By Anna Ingwafa Ongwediva The Ministry of Education introduced the first ever Education Sector Employee Health Day at Ongwediva College of Education in Oshana Region on Friday. At the opening, Minister of Education Nangolo Mbumba told a large number of teachers that the purpose and main objectives of holding such a day are to expose and provide education sector employees and their families with health prevention messages, and to provide and encourage uptake and voluntary testing and counseling, for all education sector employees. "The Ministry of Education is committed to positioning the ministry as not only a trendsetter in Namibia, but as having the foresight to provide a national platform such as the Edusector health days to allow staff and their families to know their health status with regard to blood sugar level, blood pressure, cholesterol level, cholera, malaria, TB and HIV," said Mbumba.
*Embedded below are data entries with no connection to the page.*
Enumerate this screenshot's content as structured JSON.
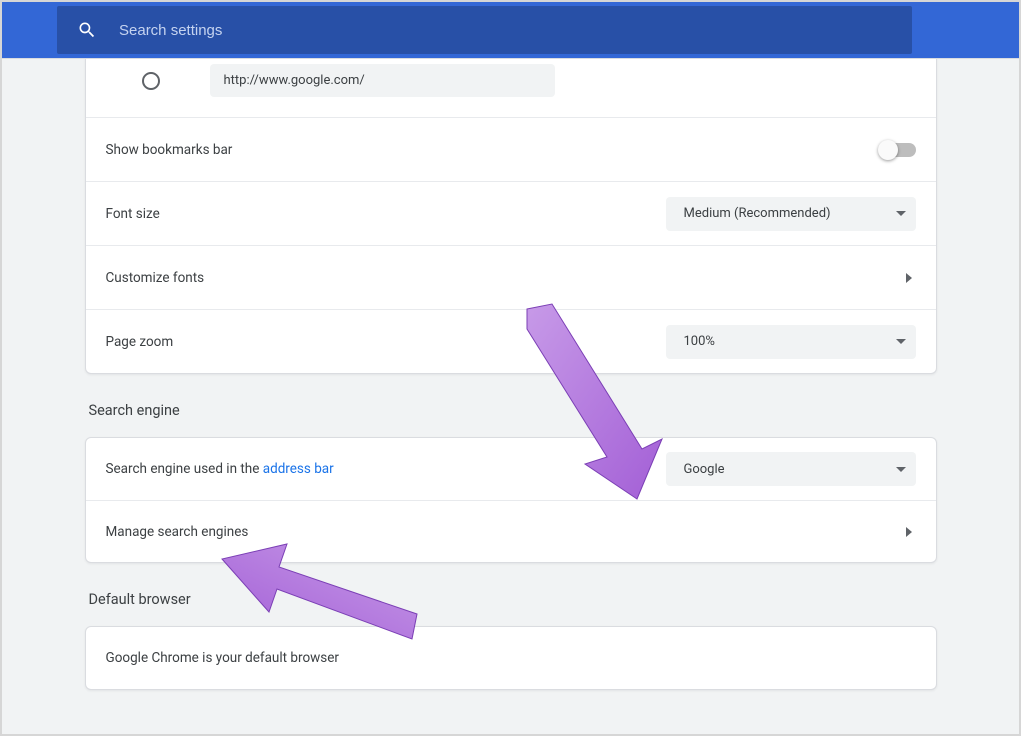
{
  "search": {
    "placeholder": "Search settings"
  },
  "appearance": {
    "homepage_url": "http://www.google.com/",
    "bookmarks_bar_label": "Show bookmarks bar",
    "bookmarks_bar_on": false,
    "font_size_label": "Font size",
    "font_size_value": "Medium (Recommended)",
    "customize_fonts_label": "Customize fonts",
    "page_zoom_label": "Page zoom",
    "page_zoom_value": "100%"
  },
  "search_engine": {
    "section_title": "Search engine",
    "used_in_label_prefix": "Search engine used in the ",
    "used_in_link": "address bar",
    "engine_value": "Google",
    "manage_label": "Manage search engines"
  },
  "default_browser": {
    "section_title": "Default browser",
    "status": "Google Chrome is your default browser"
  },
  "annotation": {
    "arrow_color": "#b57be6"
  }
}
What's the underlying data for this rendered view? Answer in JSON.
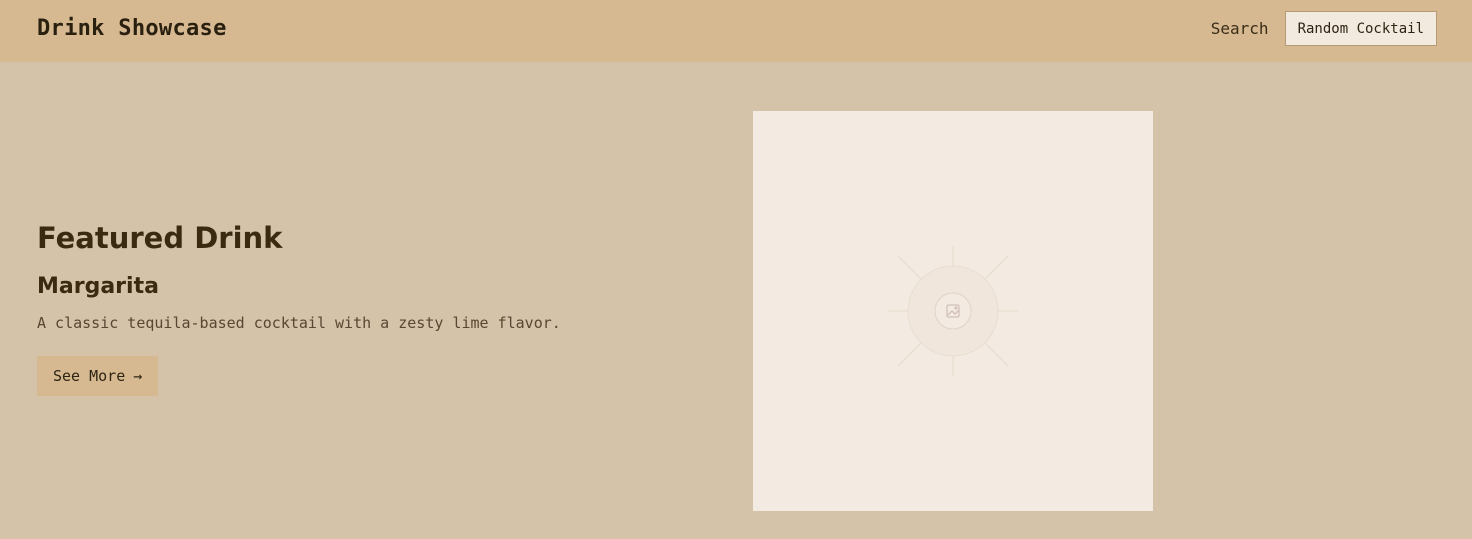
{
  "header": {
    "brand": "Drink Showcase",
    "nav": {
      "search_label": "Search",
      "random_label": "Random Cocktail"
    }
  },
  "featured": {
    "section_title": "Featured Drink",
    "drink_name": "Margarita",
    "description": "A classic tequila-based cocktail with a zesty lime flavor.",
    "cta_label": "See More",
    "cta_icon": "arrow-right-icon",
    "image_icon": "image-placeholder-icon"
  },
  "colors": {
    "page_bg": "#d4c2a9",
    "header_bg": "#d6b990",
    "button_bg": "#d6b990",
    "text_dark": "#3a2a10",
    "image_bg": "#f3ebe1"
  }
}
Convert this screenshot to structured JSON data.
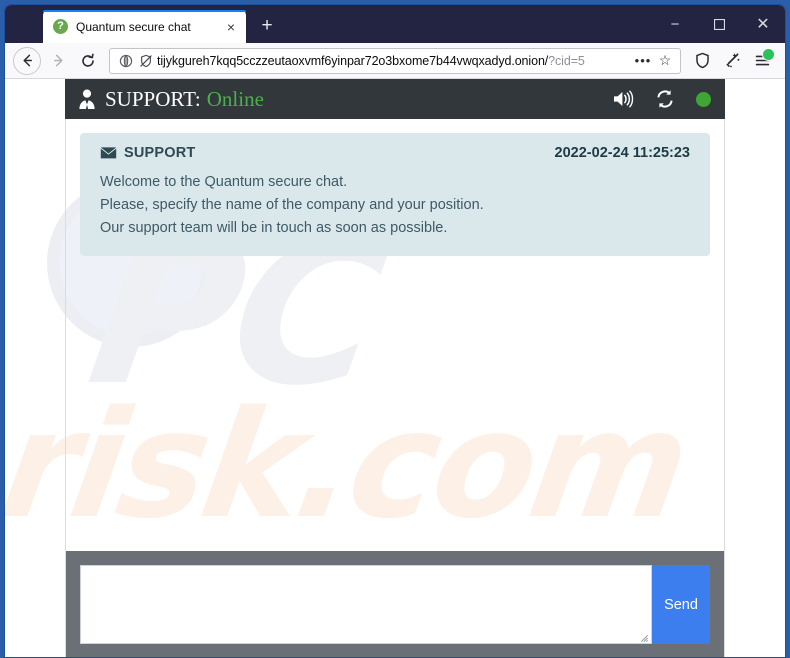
{
  "browser": {
    "tab": {
      "favicon_glyph": "?",
      "title": "Quantum secure chat",
      "close_glyph": "×"
    },
    "new_tab_glyph": "+",
    "window_controls": {
      "minimize": "−",
      "maximize": "□",
      "close": "✕"
    },
    "nav": {
      "back_glyph": "←",
      "forward_glyph": "→",
      "reload_glyph": "⟳"
    },
    "url": {
      "host_path": "tijykgureh7kqq5cczzeutaoxvmf6yinpar72o3bxome7b44vwqxadyd.onion/",
      "query": "?cid=5",
      "page_actions_glyph": "•••",
      "bookmark_glyph": "☆"
    },
    "toolbar": {
      "shield_name": "Tracking protection",
      "pocket_name": "Save to Pocket",
      "menu_name": "Open application menu"
    }
  },
  "chat": {
    "header": {
      "title": "SUPPORT:",
      "status": "Online",
      "sound_icon": "speaker-icon",
      "refresh_icon": "refresh-icon",
      "status_dot_color": "#3fa534"
    },
    "messages": [
      {
        "sender": "SUPPORT",
        "timestamp": "2022-02-24 11:25:23",
        "lines": [
          "Welcome to the Quantum secure chat.",
          "Please, specify the name of the company and your position.",
          "Our support team will be in touch as soon as possible."
        ]
      }
    ],
    "composer": {
      "input_value": "",
      "input_placeholder": "",
      "send_label": "Send",
      "send_color": "#3d7eee"
    }
  },
  "watermark": {
    "line1": "PC",
    "line2": "risk.com"
  }
}
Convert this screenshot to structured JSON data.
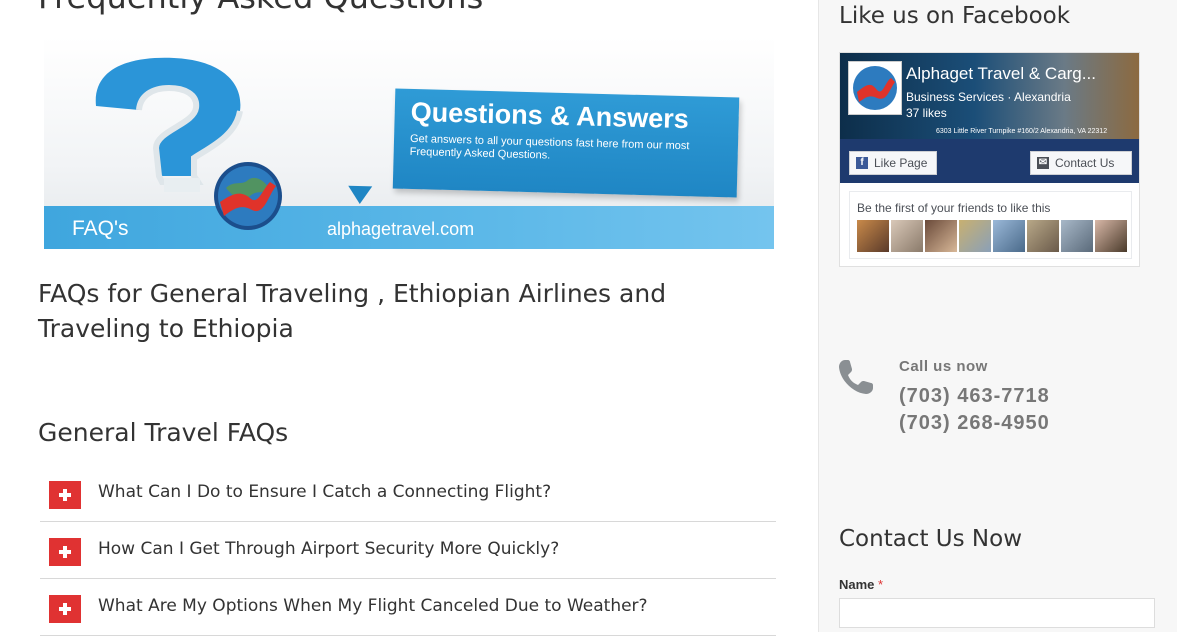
{
  "main": {
    "page_title": "Frequently Asked Questions",
    "banner": {
      "bubble_title": "Questions & Answers",
      "bubble_text": "Get answers to all your questions fast here from our most Frequently Asked Questions.",
      "faq_label": "FAQ's",
      "site": "alphagetravel.com"
    },
    "intro_heading": "FAQs for General Traveling , Ethiopian Airlines and Traveling to Ethiopia",
    "section_heading": "General Travel FAQs",
    "faqs": [
      {
        "question": "What Can I Do to Ensure I Catch a Connecting Flight?"
      },
      {
        "question": "How Can I Get Through Airport Security More Quickly?"
      },
      {
        "question": "What Are My Options When My Flight Canceled Due to Weather?"
      }
    ]
  },
  "sidebar": {
    "facebook_title": "Like us on Facebook",
    "fb": {
      "page_name": "Alphaget Travel & Carg...",
      "category": "Business Services · Alexandria",
      "likes": "37 likes",
      "address": "6303 Little River Turnpike #160/2 Alexandria, VA 22312",
      "like_button": "Like Page",
      "contact_button": "Contact Us",
      "friends_text": "Be the first of your friends to like this"
    },
    "call": {
      "label": "Call us now",
      "phone1": "(703) 463-7718",
      "phone2": "(703) 268-4950"
    },
    "contact_title": "Contact Us Now",
    "form": {
      "name_label": "Name",
      "required_mark": "*"
    }
  },
  "colors": {
    "faq_plus": "#e03232",
    "banner_blue": "#3fa6de",
    "fb_blue": "#1e3a6e"
  }
}
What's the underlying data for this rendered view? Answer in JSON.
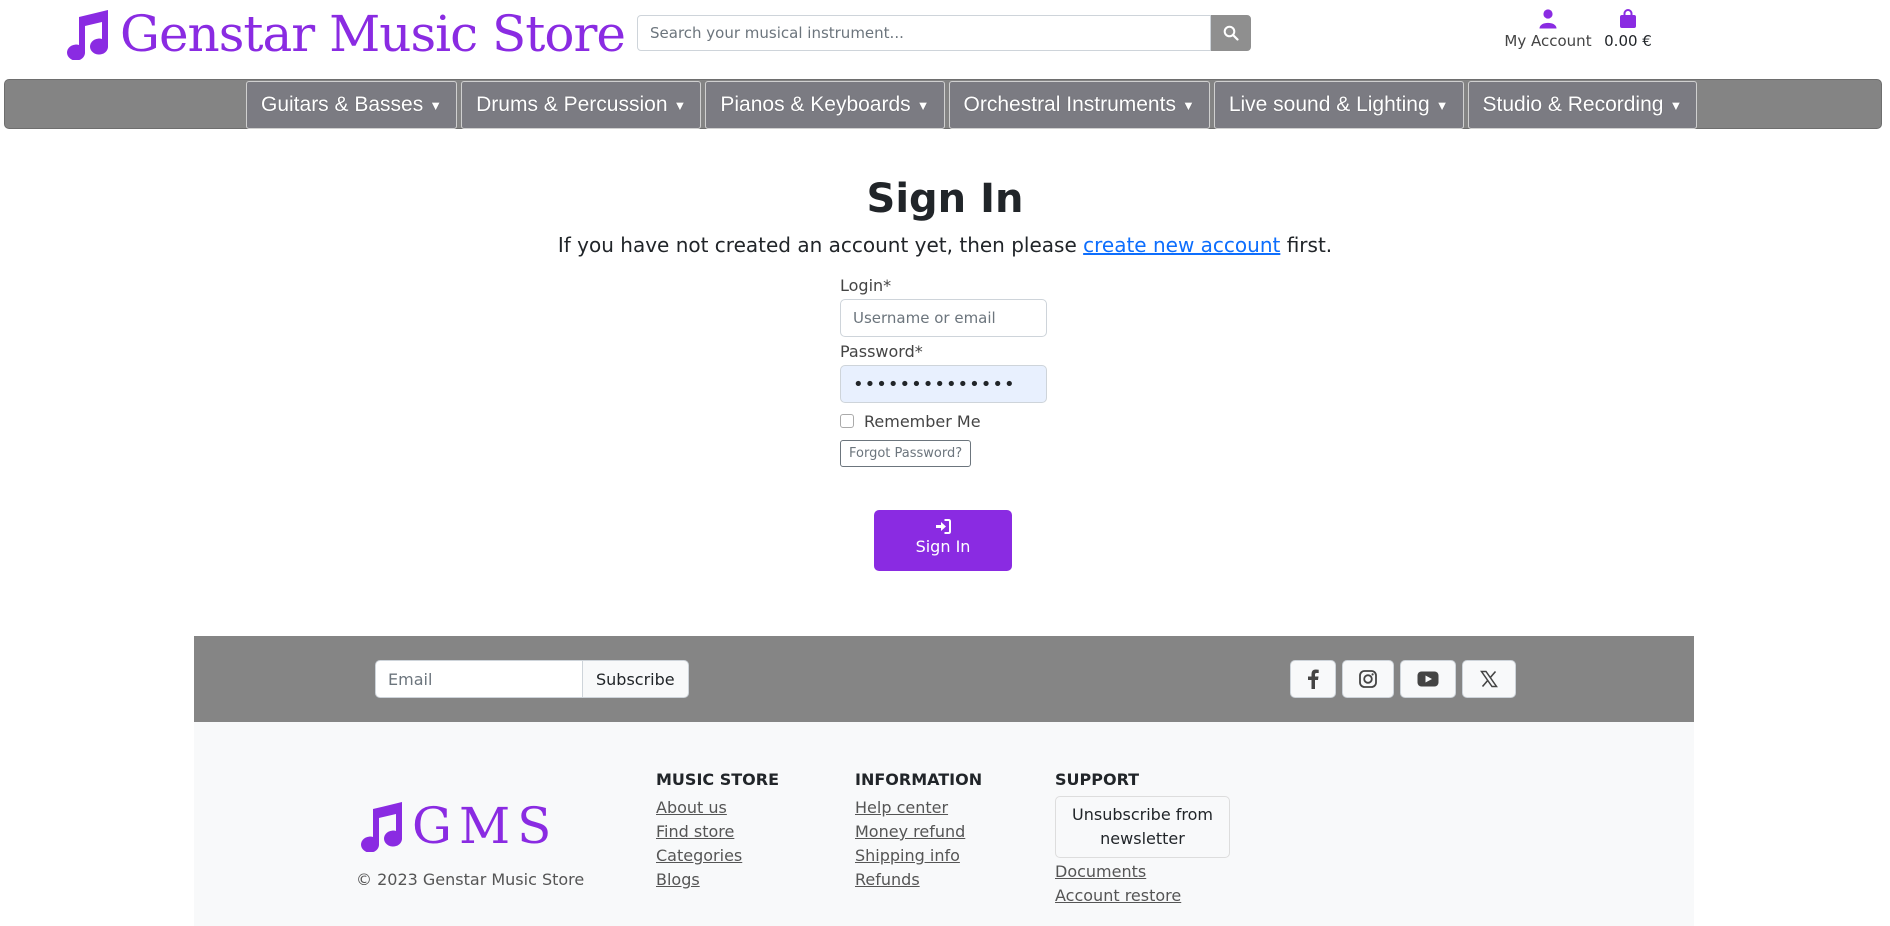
{
  "header": {
    "logo_text": "Genstar Music Store",
    "search_placeholder": "Search your musical instrument...",
    "account_label": "My Account",
    "cart_total": "0.00 €",
    "brand_color": "#8a2be2"
  },
  "nav": {
    "items": [
      {
        "label": "Guitars & Basses"
      },
      {
        "label": "Drums & Percussion"
      },
      {
        "label": "Pianos & Keyboards"
      },
      {
        "label": "Orchestral Instruments"
      },
      {
        "label": "Live sound & Lighting"
      },
      {
        "label": "Studio & Recording"
      }
    ]
  },
  "signin": {
    "title": "Sign In",
    "subtitle_before": "If you have not created an account yet, then please ",
    "create_link": "create new account",
    "subtitle_after": " first.",
    "login_label": "Login*",
    "login_placeholder": "Username or email",
    "password_label": "Password*",
    "password_value": "••••••••••••••",
    "remember_label": "Remember Me",
    "forgot_label": "Forgot Password?",
    "submit_label": "Sign In"
  },
  "footer": {
    "email_placeholder": "Email",
    "subscribe_label": "Subscribe",
    "socials": [
      "facebook-icon",
      "instagram-icon",
      "youtube-icon",
      "x-icon"
    ],
    "logo_text": "GMS",
    "copyright": "© 2023 Genstar Music Store",
    "music_store": {
      "heading": "MUSIC STORE",
      "links": [
        "About us",
        "Find store",
        "Categories",
        "Blogs"
      ]
    },
    "information": {
      "heading": "INFORMATION",
      "links": [
        "Help center",
        "Money refund",
        "Shipping info",
        "Refunds"
      ]
    },
    "support": {
      "heading": "SUPPORT",
      "unsubscribe": "Unsubscribe from newsletter",
      "links": [
        "Documents",
        "Account restore"
      ]
    }
  }
}
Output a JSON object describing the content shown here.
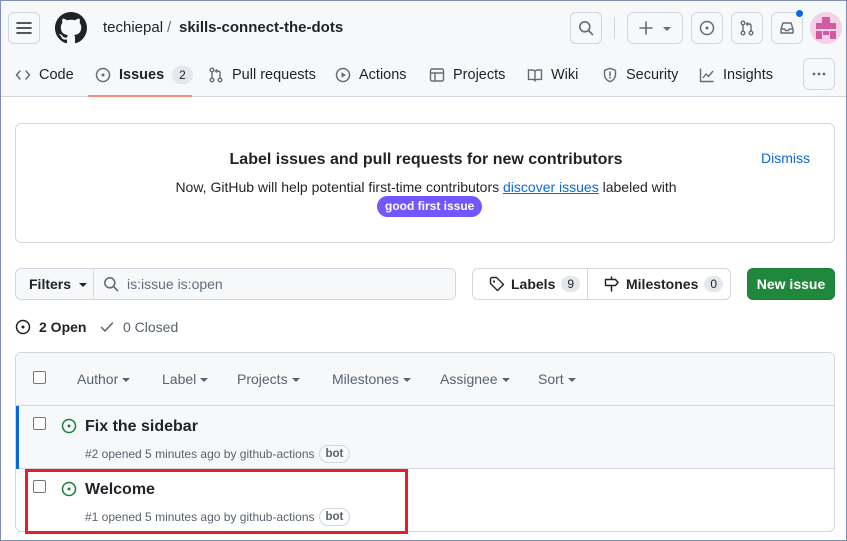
{
  "header": {
    "owner": "techiepal",
    "separator": "/",
    "repo": "skills-connect-the-dots"
  },
  "tabs": [
    {
      "label": "Code",
      "icon": "code-icon"
    },
    {
      "label": "Issues",
      "icon": "issue-opened-icon",
      "count": "2",
      "selected": true
    },
    {
      "label": "Pull requests",
      "icon": "git-pull-request-icon"
    },
    {
      "label": "Actions",
      "icon": "play-icon"
    },
    {
      "label": "Projects",
      "icon": "table-icon"
    },
    {
      "label": "Wiki",
      "icon": "book-icon"
    },
    {
      "label": "Security",
      "icon": "shield-icon"
    },
    {
      "label": "Insights",
      "icon": "graph-icon"
    }
  ],
  "banner": {
    "title": "Label issues and pull requests for new contributors",
    "text_before": "Now, GitHub will help potential first-time contributors",
    "link": "discover issues",
    "text_after": "labeled with",
    "label": "good first issue",
    "dismiss": "Dismiss"
  },
  "filters": {
    "filters_label": "Filters",
    "search_value": "is:issue is:open",
    "labels_label": "Labels",
    "labels_count": "9",
    "milestones_label": "Milestones",
    "milestones_count": "0",
    "new_issue": "New issue"
  },
  "states": {
    "open": "2 Open",
    "closed": "0 Closed"
  },
  "columns": [
    "Author",
    "Label",
    "Projects",
    "Milestones",
    "Assignee",
    "Sort"
  ],
  "issues": [
    {
      "title": "Fix the sidebar",
      "meta": "#2 opened 5 minutes ago by github-actions",
      "badge": "bot"
    },
    {
      "title": "Welcome",
      "meta": "#1 opened 5 minutes ago by github-actions",
      "badge": "bot"
    }
  ],
  "colors": {
    "accent": "#0969da",
    "primary_button": "#1f883d",
    "good_first_issue": "#7057ff",
    "open_icon": "#1a7f37",
    "highlight": "#e0202a",
    "tab_underline": "#fd8c73"
  }
}
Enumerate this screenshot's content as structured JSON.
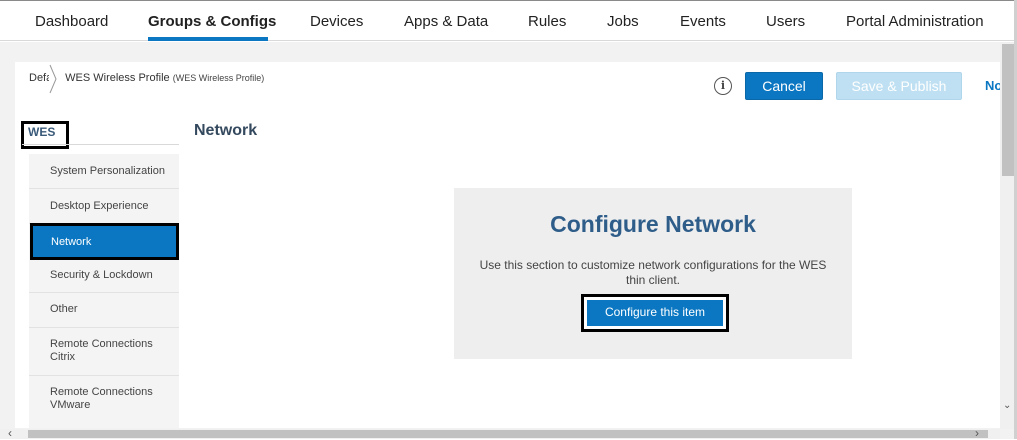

He noted that these illnesses are all treatable and if detected timeously, most of them can be controlled if not cured with medication, and in all cases they can be prevented and their effect can be reduced if people are educated on how to live a healthy lifestyle. Mbumba said his ministry decided to embark on the national road show to "talk" to Namibians in their region and in their own language in order to touch the hearts and minds of the people. "We have seen many similar campaigns - with the best intentions and important messages - start off really well with lavish media launches and gala events, only to fizzle out and fail to deliver on their original promises. This is primarily because of lack of direction and inability to get the message down to the hearts and minds of people who matter. We are determined to ensure that this will not happen with the Edusectoral Health Day project." Speaking on behalf of the Oshana Education Director, Deputy Director Immanuel Aipanda welcomed the large crowd of school teachers and learners, and reminded them that their health status matters not only to themselves but to the nation at large, because if they are sick and not treated, then they can forget about providing quality education to learners. He appealed to them to take full advantage of the opportunity provided to them - "if you are given a clean bill, you would take more care as you would want to keep it that way. On the other hand, if something is amiss with your health you would be put on treatment right away or in the alternative, referred to hospital for further treatment," said Aipanda. On behalf of the Go-vernor of Oshana, Ondangwa Councillor Ismael Uugwanga told the gathering that their attendance at the launching clearly demonstrates their sense of commitment, responsibility and caring towards people who are infected by the pandemic and infected with HIV/Aids. "According to Namibia's own HIV projection, the UNAIDS and WHO, our country has an estimated number of 188 000 people living with HIV. Our population is currently being estimated at 2, 0 million of which the age group from 15-49 are sexually active. This is about 1 033 192 people of whom 29 percent are females and 18 percent are males who knew their HIV status," Uugwanga explained. He urged all Namibians who have not yet determined their HIV status to do so in order to plan their future, have peace of mind and enable them to have access to proper treatment, care and support services. The Edusector Health Day is the first of 13 celebrations which will be held in each of Namibia's regions. The realization of Edusector Health Day was made possible by the Ministry of Education in collaboration with the Ministry of Health and Social Services, and funded by USAID through the Academy for Educational Development.
2008-07-22 00:00:00 10 years ago